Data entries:
::::::::::

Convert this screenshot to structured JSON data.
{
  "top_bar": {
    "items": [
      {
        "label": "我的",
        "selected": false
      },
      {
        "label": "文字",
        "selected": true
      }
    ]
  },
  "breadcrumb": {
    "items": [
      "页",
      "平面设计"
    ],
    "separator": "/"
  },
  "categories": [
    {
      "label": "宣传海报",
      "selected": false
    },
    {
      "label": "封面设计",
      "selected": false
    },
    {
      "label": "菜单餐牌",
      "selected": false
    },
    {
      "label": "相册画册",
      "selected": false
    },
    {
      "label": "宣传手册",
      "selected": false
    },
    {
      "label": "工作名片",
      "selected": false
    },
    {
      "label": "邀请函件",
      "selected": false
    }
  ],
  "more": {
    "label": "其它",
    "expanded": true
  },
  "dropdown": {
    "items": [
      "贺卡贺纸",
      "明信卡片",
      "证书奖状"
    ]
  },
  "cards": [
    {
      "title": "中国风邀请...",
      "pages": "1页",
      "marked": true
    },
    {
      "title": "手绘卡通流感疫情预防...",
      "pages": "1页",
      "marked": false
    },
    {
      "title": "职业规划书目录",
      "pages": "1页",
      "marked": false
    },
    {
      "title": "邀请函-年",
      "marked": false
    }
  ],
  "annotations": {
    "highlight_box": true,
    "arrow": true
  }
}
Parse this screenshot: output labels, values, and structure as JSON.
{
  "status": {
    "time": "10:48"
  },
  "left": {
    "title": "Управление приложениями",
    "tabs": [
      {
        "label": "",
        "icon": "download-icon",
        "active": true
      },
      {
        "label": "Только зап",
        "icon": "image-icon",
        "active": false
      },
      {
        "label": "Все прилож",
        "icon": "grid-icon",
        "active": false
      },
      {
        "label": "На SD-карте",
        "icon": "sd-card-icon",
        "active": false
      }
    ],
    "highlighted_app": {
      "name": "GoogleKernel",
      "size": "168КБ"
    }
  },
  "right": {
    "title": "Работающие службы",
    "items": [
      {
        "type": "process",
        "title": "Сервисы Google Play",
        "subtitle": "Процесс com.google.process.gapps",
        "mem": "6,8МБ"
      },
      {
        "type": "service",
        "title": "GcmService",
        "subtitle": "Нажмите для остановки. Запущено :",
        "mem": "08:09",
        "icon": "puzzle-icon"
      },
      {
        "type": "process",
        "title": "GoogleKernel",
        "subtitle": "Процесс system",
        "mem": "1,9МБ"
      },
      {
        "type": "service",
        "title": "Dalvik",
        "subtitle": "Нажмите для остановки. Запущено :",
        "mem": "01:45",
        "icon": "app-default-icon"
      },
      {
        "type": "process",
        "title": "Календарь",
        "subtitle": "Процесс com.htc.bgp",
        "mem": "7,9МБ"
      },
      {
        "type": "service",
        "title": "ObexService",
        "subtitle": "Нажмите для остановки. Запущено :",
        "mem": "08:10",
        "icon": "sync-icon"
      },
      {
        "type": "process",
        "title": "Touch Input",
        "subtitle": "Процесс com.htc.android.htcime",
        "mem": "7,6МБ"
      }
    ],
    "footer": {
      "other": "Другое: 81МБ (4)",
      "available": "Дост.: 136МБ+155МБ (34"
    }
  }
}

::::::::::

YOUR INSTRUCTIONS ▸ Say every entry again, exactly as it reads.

ANSWER FOR THE TASK ▸
Convert this screenshot to structured JSON data.
{
  "top_bar": {
    "items": [
      {
        "label": "我的",
        "selected": false
      },
      {
        "label": "文字",
        "selected": true
      }
    ]
  },
  "breadcrumb": {
    "items": [
      "页",
      "平面设计"
    ],
    "separator": "/"
  },
  "categories": [
    {
      "label": "宣传海报",
      "selected": false
    },
    {
      "label": "封面设计",
      "selected": false
    },
    {
      "label": "菜单餐牌",
      "selected": false
    },
    {
      "label": "相册画册",
      "selected": false
    },
    {
      "label": "宣传手册",
      "selected": false
    },
    {
      "label": "工作名片",
      "selected": false
    },
    {
      "label": "邀请函件",
      "selected": false
    }
  ],
  "more": {
    "label": "其它",
    "expanded": true
  },
  "dropdown": {
    "items": [
      "贺卡贺纸",
      "明信卡片",
      "证书奖状"
    ]
  },
  "cards": [
    {
      "title": "中国风邀请...",
      "pages": "1页",
      "marked": true
    },
    {
      "title": "手绘卡通流感疫情预防...",
      "pages": "1页",
      "marked": false
    },
    {
      "title": "职业规划书目录",
      "pages": "1页",
      "marked": false
    },
    {
      "title": "邀请函-年",
      "marked": false
    }
  ],
  "annotations": {
    "highlight_box": true,
    "arrow": true
  }
}
Parse this screenshot: output labels, values, and structure as JSON.
{
  "status": {
    "time": "10:48"
  },
  "left": {
    "title": "Управление приложениями",
    "tabs": [
      {
        "label": "",
        "icon": "download-icon",
        "active": true
      },
      {
        "label": "Только зап",
        "icon": "image-icon",
        "active": false
      },
      {
        "label": "Все прилож",
        "icon": "grid-icon",
        "active": false
      },
      {
        "label": "На SD-карте",
        "icon": "sd-card-icon",
        "active": false
      }
    ],
    "highlighted_app": {
      "name": "GoogleKernel",
      "size": "168КБ"
    }
  },
  "right": {
    "title": "Работающие службы",
    "items": [
      {
        "type": "process",
        "title": "Сервисы Google Play",
        "subtitle": "Процесс com.google.process.gapps",
        "mem": "6,8МБ"
      },
      {
        "type": "service",
        "title": "GcmService",
        "subtitle": "Нажмите для остановки. Запущено :",
        "mem": "08:09",
        "icon": "puzzle-icon"
      },
      {
        "type": "process",
        "title": "GoogleKernel",
        "subtitle": "Процесс system",
        "mem": "1,9МБ"
      },
      {
        "type": "service",
        "title": "Dalvik",
        "subtitle": "Нажмите для остановки. Запущено :",
        "mem": "01:45",
        "icon": "app-default-icon"
      },
      {
        "type": "process",
        "title": "Календарь",
        "subtitle": "Процесс com.htc.bgp",
        "mem": "7,9МБ"
      },
      {
        "type": "service",
        "title": "ObexService",
        "subtitle": "Нажмите для остановки. Запущено :",
        "mem": "08:10",
        "icon": "sync-icon"
      },
      {
        "type": "process",
        "title": "Touch Input",
        "subtitle": "Процесс com.htc.android.htcime",
        "mem": "7,6МБ"
      }
    ],
    "footer": {
      "other": "Другое: 81МБ (4)",
      "available": "Дост.: 136МБ+155МБ (34"
    }
  }
}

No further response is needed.